Two police officers in Ohio were touted as heroes for saving the life of a 2-month-old baby who was choking inside her mom’s car Tuesday night. A dashcam video captured the moments Shaker Heights police officers helped the child after they saw the woman stop her car in the middle of the street.
“We saw a female exit the car, run to the passenger rear door and appear to be in some distress,” Officer Ryan Sidders told Fox 8. The two officers were identified as Alex Oklander and Ryan Sidders.
The mother, Tamica Pruitte, said “save my baby” when she saw the officers approach her vehicle.
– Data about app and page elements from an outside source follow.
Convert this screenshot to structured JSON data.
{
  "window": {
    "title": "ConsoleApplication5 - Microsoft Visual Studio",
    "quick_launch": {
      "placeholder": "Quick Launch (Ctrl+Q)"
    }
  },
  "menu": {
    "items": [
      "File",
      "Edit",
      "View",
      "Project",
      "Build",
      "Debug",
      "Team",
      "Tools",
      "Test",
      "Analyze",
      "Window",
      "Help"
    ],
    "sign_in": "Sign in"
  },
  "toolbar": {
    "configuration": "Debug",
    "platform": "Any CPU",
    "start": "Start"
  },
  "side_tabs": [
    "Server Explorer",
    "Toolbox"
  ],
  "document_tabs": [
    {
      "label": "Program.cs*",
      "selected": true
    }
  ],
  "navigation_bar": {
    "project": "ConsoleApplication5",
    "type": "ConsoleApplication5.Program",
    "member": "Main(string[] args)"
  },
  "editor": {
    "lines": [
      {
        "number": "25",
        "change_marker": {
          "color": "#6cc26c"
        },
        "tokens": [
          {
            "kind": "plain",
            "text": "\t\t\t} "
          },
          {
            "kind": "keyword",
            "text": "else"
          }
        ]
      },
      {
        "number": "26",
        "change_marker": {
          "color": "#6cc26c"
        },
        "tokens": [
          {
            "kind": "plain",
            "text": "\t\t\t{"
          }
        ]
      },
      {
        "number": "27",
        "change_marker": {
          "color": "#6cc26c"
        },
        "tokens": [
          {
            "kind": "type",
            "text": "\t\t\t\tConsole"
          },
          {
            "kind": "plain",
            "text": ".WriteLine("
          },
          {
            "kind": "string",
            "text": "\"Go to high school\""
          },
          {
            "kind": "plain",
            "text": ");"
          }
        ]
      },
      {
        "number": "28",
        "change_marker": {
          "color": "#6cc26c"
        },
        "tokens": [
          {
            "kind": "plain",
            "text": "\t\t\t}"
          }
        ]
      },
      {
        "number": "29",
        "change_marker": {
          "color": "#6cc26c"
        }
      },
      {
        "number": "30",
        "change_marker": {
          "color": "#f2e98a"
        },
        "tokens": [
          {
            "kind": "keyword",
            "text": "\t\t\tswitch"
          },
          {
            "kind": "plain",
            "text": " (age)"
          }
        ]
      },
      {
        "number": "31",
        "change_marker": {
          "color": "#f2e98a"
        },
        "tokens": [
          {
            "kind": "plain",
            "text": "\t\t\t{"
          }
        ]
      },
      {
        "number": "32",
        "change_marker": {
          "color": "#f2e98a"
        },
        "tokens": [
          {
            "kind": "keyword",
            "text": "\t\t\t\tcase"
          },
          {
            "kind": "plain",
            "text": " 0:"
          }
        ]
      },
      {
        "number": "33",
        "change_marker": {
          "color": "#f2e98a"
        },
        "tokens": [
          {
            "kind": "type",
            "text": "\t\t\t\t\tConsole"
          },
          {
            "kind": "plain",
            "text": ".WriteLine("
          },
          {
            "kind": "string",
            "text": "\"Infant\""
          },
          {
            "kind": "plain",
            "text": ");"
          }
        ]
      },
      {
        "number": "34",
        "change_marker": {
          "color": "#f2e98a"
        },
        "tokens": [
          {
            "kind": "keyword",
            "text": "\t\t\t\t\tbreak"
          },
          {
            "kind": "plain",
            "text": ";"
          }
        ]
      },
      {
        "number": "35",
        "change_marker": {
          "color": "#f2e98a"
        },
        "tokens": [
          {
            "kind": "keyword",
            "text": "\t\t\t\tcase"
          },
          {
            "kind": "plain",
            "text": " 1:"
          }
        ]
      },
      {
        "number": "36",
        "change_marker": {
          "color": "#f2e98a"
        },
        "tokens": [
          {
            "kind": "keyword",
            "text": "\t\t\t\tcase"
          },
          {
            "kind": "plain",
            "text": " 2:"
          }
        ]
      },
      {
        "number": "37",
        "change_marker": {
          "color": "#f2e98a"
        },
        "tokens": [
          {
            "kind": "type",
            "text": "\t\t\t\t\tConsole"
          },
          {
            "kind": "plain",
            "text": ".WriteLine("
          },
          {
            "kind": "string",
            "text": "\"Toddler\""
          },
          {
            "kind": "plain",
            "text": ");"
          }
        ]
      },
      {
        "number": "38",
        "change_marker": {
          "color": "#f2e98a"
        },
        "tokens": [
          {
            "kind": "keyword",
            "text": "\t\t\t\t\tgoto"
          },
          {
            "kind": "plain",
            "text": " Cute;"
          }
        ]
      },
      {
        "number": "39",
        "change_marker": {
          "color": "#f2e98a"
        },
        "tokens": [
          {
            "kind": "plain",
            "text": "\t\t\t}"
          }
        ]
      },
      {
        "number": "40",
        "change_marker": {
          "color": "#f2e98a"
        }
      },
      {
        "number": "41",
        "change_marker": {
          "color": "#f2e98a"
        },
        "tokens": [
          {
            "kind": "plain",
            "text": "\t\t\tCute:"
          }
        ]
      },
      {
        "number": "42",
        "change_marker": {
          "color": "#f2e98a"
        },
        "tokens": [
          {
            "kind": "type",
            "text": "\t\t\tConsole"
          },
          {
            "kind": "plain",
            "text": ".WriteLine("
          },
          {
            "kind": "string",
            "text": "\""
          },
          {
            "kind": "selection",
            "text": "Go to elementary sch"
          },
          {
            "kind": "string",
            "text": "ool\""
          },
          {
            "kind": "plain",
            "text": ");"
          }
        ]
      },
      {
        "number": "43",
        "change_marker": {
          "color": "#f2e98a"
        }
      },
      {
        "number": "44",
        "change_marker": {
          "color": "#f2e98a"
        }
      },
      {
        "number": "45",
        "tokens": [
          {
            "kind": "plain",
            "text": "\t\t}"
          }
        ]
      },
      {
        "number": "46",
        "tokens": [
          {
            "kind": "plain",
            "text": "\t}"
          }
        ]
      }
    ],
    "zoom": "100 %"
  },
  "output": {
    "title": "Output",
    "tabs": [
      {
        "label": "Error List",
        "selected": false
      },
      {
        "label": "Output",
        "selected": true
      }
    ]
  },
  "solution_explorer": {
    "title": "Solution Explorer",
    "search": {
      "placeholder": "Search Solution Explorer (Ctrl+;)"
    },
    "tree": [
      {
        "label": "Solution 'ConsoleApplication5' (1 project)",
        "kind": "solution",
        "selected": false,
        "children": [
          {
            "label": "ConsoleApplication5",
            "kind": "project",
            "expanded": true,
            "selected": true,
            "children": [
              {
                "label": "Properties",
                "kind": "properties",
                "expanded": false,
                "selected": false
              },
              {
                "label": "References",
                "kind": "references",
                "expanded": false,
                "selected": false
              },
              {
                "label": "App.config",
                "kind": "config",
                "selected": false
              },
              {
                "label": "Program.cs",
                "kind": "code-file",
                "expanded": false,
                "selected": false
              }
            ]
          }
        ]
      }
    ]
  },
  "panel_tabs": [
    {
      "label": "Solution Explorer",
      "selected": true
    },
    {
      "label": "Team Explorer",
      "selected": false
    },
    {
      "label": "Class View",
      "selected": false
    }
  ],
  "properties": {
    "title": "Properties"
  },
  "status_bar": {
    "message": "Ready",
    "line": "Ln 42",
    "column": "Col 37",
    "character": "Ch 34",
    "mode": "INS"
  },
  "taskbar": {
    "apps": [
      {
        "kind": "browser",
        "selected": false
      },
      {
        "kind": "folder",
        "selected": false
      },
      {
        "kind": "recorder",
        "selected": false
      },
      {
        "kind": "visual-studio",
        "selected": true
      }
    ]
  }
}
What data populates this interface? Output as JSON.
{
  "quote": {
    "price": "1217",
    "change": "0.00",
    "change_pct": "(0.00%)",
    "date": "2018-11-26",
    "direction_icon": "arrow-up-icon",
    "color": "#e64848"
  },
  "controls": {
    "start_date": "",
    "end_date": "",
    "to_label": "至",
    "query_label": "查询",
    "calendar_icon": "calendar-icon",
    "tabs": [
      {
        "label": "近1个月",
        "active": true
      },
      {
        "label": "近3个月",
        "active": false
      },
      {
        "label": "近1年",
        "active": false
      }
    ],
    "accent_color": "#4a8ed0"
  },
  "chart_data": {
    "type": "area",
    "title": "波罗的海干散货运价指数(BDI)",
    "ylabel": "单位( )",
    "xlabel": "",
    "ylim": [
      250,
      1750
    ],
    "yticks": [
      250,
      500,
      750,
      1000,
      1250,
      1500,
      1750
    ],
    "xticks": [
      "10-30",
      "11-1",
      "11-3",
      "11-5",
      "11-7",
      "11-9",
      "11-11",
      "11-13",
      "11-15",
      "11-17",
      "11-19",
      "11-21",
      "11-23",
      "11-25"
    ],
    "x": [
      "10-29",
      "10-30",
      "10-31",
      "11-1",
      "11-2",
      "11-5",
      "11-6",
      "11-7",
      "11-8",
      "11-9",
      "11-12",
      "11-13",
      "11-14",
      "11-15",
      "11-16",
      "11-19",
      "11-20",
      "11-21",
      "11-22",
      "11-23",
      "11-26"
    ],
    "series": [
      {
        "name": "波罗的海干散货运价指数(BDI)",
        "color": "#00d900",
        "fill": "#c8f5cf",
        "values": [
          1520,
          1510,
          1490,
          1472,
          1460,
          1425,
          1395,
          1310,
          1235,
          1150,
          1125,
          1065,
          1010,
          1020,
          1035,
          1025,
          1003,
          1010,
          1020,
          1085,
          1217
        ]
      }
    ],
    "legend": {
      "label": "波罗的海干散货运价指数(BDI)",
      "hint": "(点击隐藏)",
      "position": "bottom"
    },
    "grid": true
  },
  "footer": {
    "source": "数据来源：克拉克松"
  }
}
Pruitte told local media it was a miracle the two officers were there the moment the baby stopped breathing.
Pruitte said her daughter, Tyra, began choking while riding in the back seat, and she immediately stopped the car to help the infant.
“I noticed she was choking on her milk out of her nose, so I put the hazards on and got out of the car and the police came out of nowhere and helped me with the back thrusts for her to breathe,” she said, adding her baby was born prematurely and had lung problems, which sometimes led to her choking.
“Thank God for them because, if it wasn’t for them, I’d probably still be out there doing CPR on her,” Pruitte said. “That was God watching over me. … I watched it, and I was like, ‘Wow! They really helped me out there…’ When you’re a parent, and your baby’s choking, you don’t think about nothing but saving your baby’s life.”
The officers said they had no idea what happened when they saw the car stop in the middle of the road.
“We were thinking maybe the car broke down and needed a tow truck in route or something like that,” Sidders said. “Then we see the mother exit the car and run to the other side really, really quickly.”
Oklander added: “The mom seemed kind of frantic and didn’t really know what to do.”
In the video, the officers are seen grabbing the baby and put their training into action to help her breath.
“The baby had what seemed to be milk coming out of her mouth and nose. That’s when we administered the back thrusts,” Oklander told Fox 8.
After a few slaps to her back, Tyra began breathing.
“I was hoping all my training would save the baby’s life — I was praying,” Sidders said, according to News 5 Cleveland.
In the video, Sidders is heard saying: “I can hear air moving. OK, she’s moving air. OK, she’s breathing.”
“We could have easily backed up another officer at a different part of the city. We might have been there two, three minutes later and when someone isn’t breathing, two or three minutes is life or death,” he later said. “I’m glad that that mother did not have to plan out a funeral today.”